The Port of Entry at Nogales, Ariz., is in the midst of a massive upgrade to ease congestion caused by up to 1,500 Mexican trucks crossing each day. Nearly two-thirds of the produce consumed in the U.S. and Canada during the winter come through here.
These Mexican trucks stop at warehouses near the border to transfer their loads to U.S. trucks. That's the way it's long been done. Gary Hufbauer, a senior fellow at the Peterson Institute for International Economics, says that adds cost.
"It's probably 3, 4, 5 percent. It depends on the kind of product you're shipping," he says.
On Oct. 21, a Mexican truck carrying a load of construction equipment from Mexico to Texas was the first truck allowed on U.S. interior highways since the North American Free Trade Agreement (NAFTA) authorized it almost two decades ago. It took that long because labor and political interests delayed the program. The same forces are trying to stop it now that it's begun.
Hufbauer says letting these trucks on U.S. highways is long overdue and could help North American commerce.
"This is the biggest single barrier to integration of the U.S.-Mexican market," the trade expert says.
James Hoffa, president of the Teamsters union, says the cross-border trucking program will put thousands of trained U.S. drivers out of work.
"What we have is a double standard of people that are going to make maybe one-third of what American drivers make, if that," he says, "and there's no record of who these people are. They're not in the database. They don't keep logbooks from the time they get to the border."
Mexican truckers probably will be paid less than U.S. truckers, but NAFTA requires that Mexican truckers are certified, along with their companies. There is also currently a shortage of U.S. truck drivers.
Hoffa says there are also safety issues.
"It's about the fact that these unsafe trucks are going to be unleashed on the American highway. We think it's a big problem," he says. "There hasn't been any progress in the past 10 years, and we're back where we started from."
In fact, things have changed in the last decade.
The Department of Transportation says every Mexican truck is already held to the same safety and pollution standards as U.S. trucks. Mexican trucks have their brakes tested by a Federal Highway Administration inspector at a Nogales facility built in 2004.
So far, only a couple of Mexican companies have asked to drive on U.S. highways, but Republican Rep. Duncan Hunter of California says he doesn't trust Department of Transportation inspectors to do their jobs in the future.
"If you take that out 10 years, where we have 1,000 or 5,000 trucks coming through," he says, "to think that our bureaucracy will be able to handle that in the same thorough way that they handle it now, I think is ridiculous."

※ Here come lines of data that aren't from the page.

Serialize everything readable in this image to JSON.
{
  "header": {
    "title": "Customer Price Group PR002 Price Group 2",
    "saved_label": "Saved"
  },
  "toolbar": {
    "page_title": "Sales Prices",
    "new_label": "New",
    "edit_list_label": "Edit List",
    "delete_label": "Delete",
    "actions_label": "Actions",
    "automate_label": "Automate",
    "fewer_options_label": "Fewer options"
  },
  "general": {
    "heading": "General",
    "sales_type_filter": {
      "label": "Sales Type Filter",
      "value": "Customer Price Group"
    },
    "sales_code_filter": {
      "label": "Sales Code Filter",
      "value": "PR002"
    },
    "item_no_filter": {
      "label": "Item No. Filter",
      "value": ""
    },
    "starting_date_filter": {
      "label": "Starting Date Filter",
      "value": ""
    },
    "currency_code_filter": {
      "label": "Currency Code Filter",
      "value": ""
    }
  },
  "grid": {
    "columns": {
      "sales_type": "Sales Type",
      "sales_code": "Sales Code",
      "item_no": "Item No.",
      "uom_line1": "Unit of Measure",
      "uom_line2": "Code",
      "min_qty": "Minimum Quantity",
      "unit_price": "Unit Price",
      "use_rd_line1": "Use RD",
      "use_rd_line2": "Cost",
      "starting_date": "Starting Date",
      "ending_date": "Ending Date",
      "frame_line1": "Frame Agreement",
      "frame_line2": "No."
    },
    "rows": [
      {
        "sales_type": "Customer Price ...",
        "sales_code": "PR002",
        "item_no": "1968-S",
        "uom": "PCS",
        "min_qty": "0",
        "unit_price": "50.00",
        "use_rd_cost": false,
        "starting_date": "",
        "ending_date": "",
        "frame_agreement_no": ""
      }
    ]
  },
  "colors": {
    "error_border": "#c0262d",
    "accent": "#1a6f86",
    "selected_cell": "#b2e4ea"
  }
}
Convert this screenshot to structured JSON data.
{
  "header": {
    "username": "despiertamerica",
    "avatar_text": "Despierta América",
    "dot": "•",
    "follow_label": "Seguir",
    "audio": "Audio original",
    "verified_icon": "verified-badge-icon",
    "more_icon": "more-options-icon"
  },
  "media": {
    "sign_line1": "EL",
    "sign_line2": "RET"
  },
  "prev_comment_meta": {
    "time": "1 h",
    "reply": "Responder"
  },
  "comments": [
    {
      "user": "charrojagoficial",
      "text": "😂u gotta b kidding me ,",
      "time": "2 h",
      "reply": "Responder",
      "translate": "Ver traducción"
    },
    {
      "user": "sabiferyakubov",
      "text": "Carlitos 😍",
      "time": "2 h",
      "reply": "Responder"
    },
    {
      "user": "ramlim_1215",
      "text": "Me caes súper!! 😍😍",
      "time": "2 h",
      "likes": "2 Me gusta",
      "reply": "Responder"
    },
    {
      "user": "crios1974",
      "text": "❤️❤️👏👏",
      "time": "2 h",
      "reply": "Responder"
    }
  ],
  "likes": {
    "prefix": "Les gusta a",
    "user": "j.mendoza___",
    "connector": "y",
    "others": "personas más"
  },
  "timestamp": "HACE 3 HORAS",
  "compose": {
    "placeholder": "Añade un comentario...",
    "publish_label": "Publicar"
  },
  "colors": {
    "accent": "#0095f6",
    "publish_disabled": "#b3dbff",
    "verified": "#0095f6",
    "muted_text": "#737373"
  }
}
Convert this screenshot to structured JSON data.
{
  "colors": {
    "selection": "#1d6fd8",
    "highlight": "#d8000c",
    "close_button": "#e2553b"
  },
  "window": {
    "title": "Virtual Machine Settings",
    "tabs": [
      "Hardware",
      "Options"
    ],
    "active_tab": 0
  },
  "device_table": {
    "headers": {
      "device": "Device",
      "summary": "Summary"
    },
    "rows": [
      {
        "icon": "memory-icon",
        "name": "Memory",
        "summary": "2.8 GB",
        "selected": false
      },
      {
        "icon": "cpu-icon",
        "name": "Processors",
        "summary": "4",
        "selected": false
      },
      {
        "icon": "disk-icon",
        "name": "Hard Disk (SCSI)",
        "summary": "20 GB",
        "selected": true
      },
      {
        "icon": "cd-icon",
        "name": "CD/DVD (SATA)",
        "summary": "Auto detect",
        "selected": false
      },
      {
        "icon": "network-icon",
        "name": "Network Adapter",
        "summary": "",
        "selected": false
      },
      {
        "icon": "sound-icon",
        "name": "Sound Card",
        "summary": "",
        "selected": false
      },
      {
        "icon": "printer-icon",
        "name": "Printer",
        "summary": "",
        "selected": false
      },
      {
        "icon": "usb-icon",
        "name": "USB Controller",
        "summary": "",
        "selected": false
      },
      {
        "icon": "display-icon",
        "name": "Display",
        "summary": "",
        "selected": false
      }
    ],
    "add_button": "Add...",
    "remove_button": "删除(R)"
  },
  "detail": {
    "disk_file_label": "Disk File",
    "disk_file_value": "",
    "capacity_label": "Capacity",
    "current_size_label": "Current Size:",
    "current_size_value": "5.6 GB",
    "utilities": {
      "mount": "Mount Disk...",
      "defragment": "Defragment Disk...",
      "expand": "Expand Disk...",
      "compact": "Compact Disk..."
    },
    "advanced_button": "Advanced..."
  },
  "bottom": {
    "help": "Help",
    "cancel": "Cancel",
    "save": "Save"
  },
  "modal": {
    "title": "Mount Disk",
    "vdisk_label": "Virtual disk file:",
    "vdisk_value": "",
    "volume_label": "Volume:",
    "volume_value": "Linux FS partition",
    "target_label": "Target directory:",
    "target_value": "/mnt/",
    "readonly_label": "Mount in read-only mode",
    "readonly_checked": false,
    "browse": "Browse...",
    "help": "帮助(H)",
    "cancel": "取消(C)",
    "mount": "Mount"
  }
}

Hunter is sponsoring a bill in Congress that would put the cross-border trucking program up for review in three years. Hufbauer predicts that in 10 years, Hunter's issues will be a memory.
"I think if you give me a decade, I think it will be as big as it is with Canada, and also we'll have no more friction," he says.
Hufbauer says eventually Mexican trucks in the U.S. will operate as seamlessly as Canadian trucks do now — unless politics get in the way.